The Trend Asset Allocation Model is an asset allocation model which applies trend following principles based on the inputs of global stock and commodity price. This model has a shorter time horizon and tends to turn over about 4-6 times a year. In essence, it seeks to answer the question, "Is the trend in the global economy expansion (bullish) or contraction (bearish)?"
My inner trader uses a trading model, which is a blend of price momentum (is the Trend Model becoming more bullish, or bearish?) and overbought/oversold extremes (don't buy if the trend is overbought, and vice versa). Subscribers receive real-time alerts of model changes, and a hypothetical trading record of the email alerts are updated weekly here. The hypothetical trading record of the trading model of the real-time alerts that began in March 2016 is shown below.

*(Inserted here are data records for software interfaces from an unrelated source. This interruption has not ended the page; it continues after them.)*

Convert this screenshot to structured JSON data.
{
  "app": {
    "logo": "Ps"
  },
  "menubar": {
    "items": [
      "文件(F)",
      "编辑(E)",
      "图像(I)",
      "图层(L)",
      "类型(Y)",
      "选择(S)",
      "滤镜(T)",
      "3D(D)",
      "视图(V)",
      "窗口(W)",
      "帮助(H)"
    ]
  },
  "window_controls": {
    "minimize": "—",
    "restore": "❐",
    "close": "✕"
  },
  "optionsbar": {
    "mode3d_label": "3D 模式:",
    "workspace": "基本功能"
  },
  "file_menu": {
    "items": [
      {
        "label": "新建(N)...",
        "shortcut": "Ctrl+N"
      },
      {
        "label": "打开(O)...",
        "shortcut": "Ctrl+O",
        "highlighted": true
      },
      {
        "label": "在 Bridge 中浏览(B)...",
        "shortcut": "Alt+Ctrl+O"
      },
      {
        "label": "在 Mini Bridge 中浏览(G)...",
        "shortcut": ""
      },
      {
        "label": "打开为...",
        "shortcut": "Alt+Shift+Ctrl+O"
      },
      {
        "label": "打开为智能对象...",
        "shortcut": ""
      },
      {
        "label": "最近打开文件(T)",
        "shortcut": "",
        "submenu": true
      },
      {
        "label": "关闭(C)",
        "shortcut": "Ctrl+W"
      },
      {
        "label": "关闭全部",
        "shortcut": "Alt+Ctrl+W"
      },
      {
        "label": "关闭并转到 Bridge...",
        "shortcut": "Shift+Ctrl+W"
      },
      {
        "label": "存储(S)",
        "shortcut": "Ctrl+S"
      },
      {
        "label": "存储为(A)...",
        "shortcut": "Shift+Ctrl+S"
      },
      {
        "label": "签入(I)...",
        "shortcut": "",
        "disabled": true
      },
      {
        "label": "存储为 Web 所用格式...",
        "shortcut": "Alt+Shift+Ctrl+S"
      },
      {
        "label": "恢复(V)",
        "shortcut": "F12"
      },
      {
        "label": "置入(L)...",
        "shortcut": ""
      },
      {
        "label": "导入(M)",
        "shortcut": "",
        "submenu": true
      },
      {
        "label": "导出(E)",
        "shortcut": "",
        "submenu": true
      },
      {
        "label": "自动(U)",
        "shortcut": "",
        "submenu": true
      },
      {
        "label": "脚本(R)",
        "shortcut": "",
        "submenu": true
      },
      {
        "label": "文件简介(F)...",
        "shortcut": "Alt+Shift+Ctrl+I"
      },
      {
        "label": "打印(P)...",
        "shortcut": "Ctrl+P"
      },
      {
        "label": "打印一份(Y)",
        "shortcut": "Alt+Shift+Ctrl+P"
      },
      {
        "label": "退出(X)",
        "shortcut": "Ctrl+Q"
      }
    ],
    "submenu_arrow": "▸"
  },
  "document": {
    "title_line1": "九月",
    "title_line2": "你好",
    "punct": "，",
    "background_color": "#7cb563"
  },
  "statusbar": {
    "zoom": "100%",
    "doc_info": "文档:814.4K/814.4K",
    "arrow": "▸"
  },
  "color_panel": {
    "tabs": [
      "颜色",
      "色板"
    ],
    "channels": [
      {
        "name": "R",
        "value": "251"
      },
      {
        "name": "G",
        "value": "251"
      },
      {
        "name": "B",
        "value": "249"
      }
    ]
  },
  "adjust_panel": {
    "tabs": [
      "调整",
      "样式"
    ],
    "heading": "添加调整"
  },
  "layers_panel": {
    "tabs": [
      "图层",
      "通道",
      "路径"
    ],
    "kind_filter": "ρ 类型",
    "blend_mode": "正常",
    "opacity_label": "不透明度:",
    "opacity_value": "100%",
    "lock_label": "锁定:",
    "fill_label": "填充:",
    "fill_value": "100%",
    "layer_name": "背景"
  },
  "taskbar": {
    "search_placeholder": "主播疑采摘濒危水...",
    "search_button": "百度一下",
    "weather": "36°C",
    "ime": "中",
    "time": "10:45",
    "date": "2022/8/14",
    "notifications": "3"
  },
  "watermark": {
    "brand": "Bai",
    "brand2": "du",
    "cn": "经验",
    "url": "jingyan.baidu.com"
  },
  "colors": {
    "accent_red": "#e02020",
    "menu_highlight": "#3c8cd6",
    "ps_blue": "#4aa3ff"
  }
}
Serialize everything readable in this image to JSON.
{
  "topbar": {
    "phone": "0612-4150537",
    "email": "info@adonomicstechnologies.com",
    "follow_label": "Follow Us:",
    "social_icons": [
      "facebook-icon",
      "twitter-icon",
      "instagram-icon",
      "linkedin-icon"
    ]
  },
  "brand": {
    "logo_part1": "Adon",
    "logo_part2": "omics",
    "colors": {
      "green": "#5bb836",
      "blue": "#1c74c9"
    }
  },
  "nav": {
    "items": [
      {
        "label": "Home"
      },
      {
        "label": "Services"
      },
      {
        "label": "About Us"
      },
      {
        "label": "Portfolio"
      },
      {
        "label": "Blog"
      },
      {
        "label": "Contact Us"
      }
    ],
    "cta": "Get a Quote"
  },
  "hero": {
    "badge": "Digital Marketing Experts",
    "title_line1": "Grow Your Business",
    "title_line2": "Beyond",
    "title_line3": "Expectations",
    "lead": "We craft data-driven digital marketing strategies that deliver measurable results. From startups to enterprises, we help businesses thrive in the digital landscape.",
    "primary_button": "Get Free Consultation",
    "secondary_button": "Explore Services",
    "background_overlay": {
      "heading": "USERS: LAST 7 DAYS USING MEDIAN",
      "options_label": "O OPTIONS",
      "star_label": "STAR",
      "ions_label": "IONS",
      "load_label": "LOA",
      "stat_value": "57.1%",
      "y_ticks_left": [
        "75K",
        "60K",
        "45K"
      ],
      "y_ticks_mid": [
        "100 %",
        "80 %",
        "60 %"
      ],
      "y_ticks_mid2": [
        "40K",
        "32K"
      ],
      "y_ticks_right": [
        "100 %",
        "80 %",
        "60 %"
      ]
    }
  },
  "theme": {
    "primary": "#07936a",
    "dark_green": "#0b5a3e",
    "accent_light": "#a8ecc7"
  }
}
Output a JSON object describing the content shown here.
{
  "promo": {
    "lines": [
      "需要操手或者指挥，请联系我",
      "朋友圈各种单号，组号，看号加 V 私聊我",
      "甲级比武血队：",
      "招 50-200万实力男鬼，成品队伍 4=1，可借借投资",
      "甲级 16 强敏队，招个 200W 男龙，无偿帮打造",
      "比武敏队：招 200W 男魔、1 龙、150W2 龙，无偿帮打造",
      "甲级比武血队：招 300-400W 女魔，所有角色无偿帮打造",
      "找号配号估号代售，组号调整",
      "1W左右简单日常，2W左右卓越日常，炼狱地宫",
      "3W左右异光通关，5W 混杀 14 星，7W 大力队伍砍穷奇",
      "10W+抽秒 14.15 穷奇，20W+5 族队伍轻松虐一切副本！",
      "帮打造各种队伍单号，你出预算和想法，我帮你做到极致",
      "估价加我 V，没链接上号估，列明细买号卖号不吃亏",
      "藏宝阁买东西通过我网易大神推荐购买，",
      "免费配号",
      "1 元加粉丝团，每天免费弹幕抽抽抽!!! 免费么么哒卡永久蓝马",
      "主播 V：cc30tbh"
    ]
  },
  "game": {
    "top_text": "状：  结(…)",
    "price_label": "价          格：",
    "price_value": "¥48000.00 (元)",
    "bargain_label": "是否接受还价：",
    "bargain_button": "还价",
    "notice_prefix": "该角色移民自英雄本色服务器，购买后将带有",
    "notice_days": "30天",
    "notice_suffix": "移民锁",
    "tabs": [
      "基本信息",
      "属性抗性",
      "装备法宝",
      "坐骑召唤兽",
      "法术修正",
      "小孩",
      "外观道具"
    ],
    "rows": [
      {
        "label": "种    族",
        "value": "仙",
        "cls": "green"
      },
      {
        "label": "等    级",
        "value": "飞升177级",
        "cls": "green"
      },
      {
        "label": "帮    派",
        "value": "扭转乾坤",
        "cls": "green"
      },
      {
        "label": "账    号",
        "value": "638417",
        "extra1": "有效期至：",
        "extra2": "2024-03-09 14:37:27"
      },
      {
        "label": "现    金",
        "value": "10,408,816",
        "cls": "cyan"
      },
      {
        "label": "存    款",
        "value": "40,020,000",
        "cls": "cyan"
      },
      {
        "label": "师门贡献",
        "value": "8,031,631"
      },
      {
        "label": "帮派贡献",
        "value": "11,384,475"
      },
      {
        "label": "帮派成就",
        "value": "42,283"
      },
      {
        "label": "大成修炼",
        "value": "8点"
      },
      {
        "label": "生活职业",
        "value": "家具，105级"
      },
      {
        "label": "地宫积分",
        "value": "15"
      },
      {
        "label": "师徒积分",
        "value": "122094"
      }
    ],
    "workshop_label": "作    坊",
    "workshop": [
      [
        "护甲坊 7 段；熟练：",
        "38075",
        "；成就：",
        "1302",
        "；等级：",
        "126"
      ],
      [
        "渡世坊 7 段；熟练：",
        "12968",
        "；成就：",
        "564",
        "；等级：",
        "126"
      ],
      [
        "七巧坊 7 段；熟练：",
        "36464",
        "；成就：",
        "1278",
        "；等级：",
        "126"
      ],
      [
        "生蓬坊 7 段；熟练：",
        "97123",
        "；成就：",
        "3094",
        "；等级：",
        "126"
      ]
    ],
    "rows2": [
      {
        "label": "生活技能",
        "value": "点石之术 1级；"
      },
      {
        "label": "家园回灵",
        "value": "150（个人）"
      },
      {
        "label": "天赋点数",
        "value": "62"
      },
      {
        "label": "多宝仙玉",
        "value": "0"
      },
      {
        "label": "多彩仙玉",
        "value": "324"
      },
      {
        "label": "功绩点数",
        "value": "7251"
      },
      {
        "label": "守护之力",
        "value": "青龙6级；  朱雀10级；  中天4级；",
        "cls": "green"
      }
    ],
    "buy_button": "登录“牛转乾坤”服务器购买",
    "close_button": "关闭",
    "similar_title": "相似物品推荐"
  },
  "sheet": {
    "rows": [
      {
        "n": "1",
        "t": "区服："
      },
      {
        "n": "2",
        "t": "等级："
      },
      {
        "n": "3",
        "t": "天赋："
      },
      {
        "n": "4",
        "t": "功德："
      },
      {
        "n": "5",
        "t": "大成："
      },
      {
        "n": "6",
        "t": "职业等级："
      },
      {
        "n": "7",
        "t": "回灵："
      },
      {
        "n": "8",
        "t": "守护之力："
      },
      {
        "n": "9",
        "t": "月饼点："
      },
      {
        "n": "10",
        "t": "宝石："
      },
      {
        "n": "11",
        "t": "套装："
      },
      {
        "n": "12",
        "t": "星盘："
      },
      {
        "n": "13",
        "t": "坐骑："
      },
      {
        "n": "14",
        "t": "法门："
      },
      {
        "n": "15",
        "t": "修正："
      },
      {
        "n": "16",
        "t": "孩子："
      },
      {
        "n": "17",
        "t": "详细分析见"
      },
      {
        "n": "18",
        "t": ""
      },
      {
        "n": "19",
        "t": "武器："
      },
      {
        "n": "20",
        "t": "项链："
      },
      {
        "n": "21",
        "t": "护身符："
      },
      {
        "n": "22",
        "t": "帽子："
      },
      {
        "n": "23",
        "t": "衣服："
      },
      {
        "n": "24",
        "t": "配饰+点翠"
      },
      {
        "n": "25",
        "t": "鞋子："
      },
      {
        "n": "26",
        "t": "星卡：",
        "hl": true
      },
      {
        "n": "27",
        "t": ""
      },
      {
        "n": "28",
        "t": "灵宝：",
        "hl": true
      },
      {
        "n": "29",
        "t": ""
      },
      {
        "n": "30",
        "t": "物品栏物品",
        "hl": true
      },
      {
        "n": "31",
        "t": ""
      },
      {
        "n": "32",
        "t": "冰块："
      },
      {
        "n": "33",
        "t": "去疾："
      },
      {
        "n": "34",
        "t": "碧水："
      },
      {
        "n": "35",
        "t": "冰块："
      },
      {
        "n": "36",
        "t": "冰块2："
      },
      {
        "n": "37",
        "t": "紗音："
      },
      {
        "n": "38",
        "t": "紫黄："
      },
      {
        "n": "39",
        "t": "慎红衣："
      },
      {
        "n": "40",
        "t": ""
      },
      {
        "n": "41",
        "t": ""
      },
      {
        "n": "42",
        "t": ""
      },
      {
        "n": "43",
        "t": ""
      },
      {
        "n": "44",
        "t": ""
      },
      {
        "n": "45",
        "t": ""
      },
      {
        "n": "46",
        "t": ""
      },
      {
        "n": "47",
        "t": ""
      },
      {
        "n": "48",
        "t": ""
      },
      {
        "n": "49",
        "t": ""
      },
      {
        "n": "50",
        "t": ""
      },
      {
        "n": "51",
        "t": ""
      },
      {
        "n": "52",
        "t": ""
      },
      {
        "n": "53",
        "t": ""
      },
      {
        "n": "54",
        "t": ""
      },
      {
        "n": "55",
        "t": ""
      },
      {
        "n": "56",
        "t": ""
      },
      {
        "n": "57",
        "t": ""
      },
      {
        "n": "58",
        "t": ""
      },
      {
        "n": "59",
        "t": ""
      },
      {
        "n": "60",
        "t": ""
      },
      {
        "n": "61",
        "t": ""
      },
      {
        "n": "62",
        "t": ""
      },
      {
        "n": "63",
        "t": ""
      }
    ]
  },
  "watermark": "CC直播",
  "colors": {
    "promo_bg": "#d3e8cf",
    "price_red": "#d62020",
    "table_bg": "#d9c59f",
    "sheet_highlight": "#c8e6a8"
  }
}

The latest signals of each model are as follows:
- Ultimate market timing model: Buy equities*
- Trend Model signal: Bullish*
- Trading model: Neutral*
Update schedule: I generally update model readings on my site on weekends and tweet mid-week observations at @humblestudent. Subscribers receive real-time alerts of trading model changes, and a hypothetical trading record of those email alerts is shown here.
Subscribers can access the latest signal in real-time here.
Rainbows and unicorns?
It is said that it's a recession is when your neighbor loses his job, and it's a Depression if you lose your job. In other words, economic weakness is only academic until it hits home. The denizens of New York City and Wall Street were jolted last week when the MTA, which operates the NYC subway and commuter services Metro-North and Long Island Rail Road, announced that it may need to dramatically cut services in the absence of fiscal support. The MTA proposed laying off 9,000 employees and cuts to transit services of 40-50%.
The bad news is hitting home, and Wall Street is suddenly realizing that the recovery is not all rainbows and unicorns. In addition, the decision by the US Treasury to end a series of emergency CARES Act support programs raises the risk to state and local organizations like the MTA.
As well, the latest BoA Global Fund Manager Survey revealed that fund managers were stampeding into equities and the reflation trade.
Cash levels have dropped dramatically. To be sure, low cash levels have acted only as a warning, and have not been actionable sell signals in the past [annotations in blue are mine].
Has the rally gone too far, too fast? Is the Great Rotation trade of growth to value and large-caps to small-caps just a mirage?
The full post can be found here.